Red Star: The First Bolshevik Utopia (Soviet History) (Paperback)
A] surprisingly moving story. --The New Yorker
Bogdanov's novels reveal a great deal about their fascinating author, about his time and, ironically, ours, and about the genre of utopia as well as his contribution to it. --Slavic Review
Bogdanov's imaginative predictions for his utopia are both technological and social . . . Even more farsighted are his] anxious forebodings about the limits and costs of the utopian future. --Science Fiction Studies

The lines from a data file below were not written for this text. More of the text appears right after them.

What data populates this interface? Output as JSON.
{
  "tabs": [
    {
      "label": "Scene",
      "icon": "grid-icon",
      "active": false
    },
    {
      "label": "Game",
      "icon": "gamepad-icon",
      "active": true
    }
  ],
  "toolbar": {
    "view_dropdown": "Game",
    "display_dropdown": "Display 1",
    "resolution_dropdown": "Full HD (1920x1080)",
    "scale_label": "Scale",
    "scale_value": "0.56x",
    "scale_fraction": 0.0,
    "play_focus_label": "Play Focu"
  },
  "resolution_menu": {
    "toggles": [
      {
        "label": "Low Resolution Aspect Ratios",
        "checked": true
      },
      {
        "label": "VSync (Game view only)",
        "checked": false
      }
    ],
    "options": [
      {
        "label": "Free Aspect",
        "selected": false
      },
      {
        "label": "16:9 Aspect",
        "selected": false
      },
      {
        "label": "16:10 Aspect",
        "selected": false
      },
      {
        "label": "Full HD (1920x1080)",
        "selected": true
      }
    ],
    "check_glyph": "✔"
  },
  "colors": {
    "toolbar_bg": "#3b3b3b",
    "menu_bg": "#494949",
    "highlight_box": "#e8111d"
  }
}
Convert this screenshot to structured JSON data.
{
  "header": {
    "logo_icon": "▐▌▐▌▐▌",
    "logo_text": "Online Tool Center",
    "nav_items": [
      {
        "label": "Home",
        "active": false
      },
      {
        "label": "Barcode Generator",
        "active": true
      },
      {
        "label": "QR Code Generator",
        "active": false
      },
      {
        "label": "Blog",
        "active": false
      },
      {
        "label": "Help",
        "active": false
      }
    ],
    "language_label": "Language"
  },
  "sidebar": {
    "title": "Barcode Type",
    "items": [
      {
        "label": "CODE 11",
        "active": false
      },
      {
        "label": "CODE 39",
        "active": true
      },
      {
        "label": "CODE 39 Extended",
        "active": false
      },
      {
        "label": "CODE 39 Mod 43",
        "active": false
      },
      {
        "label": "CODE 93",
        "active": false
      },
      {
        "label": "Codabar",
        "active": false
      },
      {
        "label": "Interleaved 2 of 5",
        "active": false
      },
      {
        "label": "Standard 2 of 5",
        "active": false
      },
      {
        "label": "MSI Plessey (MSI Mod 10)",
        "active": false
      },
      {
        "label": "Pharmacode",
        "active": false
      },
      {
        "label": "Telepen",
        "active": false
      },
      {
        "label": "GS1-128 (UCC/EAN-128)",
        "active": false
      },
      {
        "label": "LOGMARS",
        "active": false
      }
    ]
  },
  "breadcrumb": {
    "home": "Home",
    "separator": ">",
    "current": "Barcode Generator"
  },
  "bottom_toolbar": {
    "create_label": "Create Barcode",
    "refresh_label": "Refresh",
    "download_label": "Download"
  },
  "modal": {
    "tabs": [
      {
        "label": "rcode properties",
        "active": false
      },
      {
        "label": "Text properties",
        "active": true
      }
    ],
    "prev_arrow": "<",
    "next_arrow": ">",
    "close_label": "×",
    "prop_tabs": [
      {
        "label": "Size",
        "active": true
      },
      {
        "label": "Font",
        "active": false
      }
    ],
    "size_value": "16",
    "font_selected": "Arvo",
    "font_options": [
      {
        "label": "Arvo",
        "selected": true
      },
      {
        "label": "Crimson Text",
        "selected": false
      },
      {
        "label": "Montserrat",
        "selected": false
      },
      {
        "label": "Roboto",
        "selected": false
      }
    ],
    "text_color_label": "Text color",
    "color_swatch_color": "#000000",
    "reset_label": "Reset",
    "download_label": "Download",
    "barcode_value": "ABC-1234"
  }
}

The contemporary reader will marvel at Bogdanov's] foresight: nuclear fusion and propulsion, atomic weaponry and fallout, computers, blood transfusions, and (almost) unisexuality. --Choice
A communist society on Mars, the Russian revolution, and class struggle on two planets is the subject of this arresting science fiction novel by Alexander Bogdanov (1873-1928), one of the early organizers and prophets of the Russian Bolshevik party. The red star is Mars, but it is also the dream set to paper of the society that could emerge on earth after the dual victory of the socialist and scientific-technical revolutions. While portraying a harmonious and rational socialist society, Bogdanov sketches out the problems that will face industrialized nations, whether socialist or capitalist.
About the Author
Loren R. Graham is Professor of the History of Science at MIT and author of many books on the history of Soviet science. His most recent book is Moscow Stories (IUP, 2006).Richard Stites is Professor of History at Georgetown University. His most recent book is Serfdom, Society, and the Arts in Imperial Russia.Charles Rougle is Associate Professor of Slavic and Eurasian Studies at the University of Albany. He is editor of Red Cavalry: A Critical Companion and translator of many works from Russian.